In a July 2023 email obtained by E3, District 90’s Asst. Superintendent of Curriculum and Instruction confirmed use of BAS as one of two “Building Level” assessments saying “Fountas and Pinnell Benchmark Reading Assessment (K-6) - this is a 1:1 screener teachers use with students to assess decoding, fluency, comprehension, and the ability to self-correct when they misread or skip words. These records are kept by the Instructional Specialists and classroom teachers”.
River Forest residents regularly hear from district administrators their decisions are “evidence based”. However, APM, the same agency producing the Sold a Story series on the Lucy Calkins curriculum, reported “Matthew Burns, a University of Florida special education professor, conducted the first peer-reviewed study of the BAS. One of his studies showed BAS was able to distinguish between proficient and struggling readers only about half of the time.”
"So I could buy this test, train all my teachers to give it, take about 30 minutes per kid,” Burns said “Or really just have a teacher flip a coin for every kid, and they'll get it right just as often."
The poor curriculum and instruction that began in 2016, combined with an ineffective assessment of student reading performance, appears a double whammy for residents relying on District 90 for reading instruction.
Condon said recently the review will be “done through the lens of evidence-based reading instruction” and could lead to changes by 2025. E3 is unaware of whether the review will also target improved reading and writing assessments.
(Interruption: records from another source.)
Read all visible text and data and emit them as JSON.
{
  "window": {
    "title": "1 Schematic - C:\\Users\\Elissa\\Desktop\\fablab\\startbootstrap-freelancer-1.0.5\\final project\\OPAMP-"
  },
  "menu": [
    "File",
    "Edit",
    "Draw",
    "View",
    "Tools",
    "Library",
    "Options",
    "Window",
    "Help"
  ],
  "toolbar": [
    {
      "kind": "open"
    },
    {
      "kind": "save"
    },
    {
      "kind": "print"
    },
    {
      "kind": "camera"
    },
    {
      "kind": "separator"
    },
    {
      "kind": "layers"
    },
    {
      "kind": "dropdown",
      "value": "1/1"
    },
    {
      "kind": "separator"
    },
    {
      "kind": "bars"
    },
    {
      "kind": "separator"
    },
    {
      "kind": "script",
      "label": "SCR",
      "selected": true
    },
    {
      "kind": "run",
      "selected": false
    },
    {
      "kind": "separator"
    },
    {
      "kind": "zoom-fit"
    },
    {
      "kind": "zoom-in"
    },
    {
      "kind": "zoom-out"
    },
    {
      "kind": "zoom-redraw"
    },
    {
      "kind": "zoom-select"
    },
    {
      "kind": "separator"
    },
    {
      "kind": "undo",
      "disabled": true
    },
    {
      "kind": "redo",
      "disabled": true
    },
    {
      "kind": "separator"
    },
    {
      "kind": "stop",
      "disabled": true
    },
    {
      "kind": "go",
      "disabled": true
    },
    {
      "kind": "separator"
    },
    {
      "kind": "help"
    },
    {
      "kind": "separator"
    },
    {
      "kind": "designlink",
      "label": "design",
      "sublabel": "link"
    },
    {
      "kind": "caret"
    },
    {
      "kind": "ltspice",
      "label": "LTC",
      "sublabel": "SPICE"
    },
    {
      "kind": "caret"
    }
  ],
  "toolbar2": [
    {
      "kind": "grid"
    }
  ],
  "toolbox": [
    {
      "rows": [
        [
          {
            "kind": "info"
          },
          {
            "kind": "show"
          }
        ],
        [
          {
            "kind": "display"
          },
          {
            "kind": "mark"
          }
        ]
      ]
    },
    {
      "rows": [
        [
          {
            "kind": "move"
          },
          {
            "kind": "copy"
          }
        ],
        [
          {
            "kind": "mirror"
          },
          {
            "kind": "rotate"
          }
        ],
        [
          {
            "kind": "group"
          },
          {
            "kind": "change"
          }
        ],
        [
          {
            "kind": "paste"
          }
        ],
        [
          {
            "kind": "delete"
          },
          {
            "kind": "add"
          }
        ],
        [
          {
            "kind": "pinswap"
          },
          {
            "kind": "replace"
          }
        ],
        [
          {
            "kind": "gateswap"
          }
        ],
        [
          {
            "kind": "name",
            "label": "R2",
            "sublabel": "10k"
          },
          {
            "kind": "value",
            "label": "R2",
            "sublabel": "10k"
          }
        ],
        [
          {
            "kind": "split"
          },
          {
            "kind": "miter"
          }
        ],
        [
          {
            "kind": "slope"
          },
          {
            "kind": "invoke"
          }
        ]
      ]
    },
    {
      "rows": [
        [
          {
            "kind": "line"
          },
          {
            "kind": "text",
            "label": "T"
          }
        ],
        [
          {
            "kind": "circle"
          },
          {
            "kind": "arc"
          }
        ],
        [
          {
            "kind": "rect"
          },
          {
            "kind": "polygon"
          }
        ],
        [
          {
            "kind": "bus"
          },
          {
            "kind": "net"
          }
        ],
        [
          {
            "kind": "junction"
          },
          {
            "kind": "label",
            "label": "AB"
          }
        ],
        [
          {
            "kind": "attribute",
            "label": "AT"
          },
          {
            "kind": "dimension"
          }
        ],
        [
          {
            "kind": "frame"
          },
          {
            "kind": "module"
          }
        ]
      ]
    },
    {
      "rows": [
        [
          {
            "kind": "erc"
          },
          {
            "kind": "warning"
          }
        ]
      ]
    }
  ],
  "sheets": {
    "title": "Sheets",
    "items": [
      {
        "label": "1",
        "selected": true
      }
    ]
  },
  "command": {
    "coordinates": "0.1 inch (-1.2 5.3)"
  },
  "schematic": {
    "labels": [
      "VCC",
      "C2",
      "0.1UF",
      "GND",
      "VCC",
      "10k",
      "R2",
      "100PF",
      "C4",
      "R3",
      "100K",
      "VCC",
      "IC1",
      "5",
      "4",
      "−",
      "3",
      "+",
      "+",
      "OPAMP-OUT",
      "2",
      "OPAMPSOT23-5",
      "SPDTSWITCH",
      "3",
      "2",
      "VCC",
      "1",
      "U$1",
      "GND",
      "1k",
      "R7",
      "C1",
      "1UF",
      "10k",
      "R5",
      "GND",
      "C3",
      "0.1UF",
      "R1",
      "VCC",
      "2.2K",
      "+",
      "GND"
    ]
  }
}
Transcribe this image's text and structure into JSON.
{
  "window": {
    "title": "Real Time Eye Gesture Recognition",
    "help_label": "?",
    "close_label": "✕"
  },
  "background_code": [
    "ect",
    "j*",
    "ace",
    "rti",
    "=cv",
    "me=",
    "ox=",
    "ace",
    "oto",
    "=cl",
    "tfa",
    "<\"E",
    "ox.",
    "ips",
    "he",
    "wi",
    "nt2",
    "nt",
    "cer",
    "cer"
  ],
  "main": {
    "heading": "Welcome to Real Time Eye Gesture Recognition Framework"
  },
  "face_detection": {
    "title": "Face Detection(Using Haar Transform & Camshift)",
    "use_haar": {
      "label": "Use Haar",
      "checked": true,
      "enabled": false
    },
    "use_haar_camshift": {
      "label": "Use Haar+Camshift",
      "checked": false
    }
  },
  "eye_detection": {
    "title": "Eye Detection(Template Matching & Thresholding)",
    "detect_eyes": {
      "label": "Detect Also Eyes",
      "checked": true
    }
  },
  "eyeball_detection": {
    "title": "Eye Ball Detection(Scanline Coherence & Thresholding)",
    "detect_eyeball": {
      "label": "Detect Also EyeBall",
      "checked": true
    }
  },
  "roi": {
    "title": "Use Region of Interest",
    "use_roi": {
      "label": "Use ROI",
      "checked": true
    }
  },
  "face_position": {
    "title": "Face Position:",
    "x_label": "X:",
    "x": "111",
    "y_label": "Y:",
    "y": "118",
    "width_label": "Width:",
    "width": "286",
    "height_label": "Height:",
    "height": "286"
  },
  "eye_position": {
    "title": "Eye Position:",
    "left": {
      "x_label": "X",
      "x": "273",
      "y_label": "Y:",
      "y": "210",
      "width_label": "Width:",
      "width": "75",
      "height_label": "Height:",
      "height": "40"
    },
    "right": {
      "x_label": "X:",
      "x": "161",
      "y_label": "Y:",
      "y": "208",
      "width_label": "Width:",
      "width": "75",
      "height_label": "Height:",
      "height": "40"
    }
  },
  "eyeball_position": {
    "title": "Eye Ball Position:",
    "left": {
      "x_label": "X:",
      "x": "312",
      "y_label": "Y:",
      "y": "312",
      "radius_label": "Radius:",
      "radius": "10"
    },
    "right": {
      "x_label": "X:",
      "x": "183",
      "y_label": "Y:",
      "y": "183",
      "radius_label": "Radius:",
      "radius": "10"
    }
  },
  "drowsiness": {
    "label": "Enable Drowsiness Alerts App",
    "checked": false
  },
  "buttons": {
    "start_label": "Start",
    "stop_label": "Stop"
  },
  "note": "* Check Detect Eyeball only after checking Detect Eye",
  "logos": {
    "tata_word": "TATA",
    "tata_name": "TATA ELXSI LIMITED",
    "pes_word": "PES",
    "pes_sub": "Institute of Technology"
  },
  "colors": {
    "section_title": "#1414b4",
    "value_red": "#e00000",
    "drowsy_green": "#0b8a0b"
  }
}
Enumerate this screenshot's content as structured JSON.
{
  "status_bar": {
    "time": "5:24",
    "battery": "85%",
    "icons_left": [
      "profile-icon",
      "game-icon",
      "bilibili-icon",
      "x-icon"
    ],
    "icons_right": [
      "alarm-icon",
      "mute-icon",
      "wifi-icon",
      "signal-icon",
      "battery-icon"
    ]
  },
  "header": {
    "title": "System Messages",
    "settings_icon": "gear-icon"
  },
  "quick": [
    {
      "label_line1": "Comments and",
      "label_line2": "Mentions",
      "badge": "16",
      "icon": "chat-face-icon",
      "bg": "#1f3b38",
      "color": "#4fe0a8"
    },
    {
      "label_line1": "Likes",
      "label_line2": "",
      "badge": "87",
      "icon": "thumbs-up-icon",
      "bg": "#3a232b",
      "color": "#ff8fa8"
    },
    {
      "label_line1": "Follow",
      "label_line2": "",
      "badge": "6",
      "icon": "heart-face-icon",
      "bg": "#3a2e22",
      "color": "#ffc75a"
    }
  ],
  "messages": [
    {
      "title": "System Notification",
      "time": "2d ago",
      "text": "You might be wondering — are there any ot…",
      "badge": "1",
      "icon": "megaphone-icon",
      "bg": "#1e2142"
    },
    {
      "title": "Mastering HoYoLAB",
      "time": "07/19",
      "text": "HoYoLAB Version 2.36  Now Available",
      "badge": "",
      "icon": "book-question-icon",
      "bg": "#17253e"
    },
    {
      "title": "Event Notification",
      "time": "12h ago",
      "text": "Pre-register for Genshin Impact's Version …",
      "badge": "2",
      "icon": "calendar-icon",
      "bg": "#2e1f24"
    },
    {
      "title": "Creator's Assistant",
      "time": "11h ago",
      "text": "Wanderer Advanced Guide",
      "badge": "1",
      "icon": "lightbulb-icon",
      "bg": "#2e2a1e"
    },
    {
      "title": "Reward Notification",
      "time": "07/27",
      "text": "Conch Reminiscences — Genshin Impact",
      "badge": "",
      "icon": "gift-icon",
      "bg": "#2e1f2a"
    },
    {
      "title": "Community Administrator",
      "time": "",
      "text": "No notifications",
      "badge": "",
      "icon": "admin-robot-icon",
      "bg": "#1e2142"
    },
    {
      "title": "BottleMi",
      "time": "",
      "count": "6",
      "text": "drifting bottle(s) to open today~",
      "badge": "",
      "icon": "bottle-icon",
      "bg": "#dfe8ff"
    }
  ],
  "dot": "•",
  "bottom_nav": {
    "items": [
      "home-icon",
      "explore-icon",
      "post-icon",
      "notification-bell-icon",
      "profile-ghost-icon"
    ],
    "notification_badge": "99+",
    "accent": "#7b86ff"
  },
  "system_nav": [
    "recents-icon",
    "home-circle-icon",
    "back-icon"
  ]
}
A survey circulated among River Forest residents asked the board of education to limit the influence of the Asst. Superintendent of Instruction on curriculum choices before her planned resignation at the end of the 2023-2024 school year.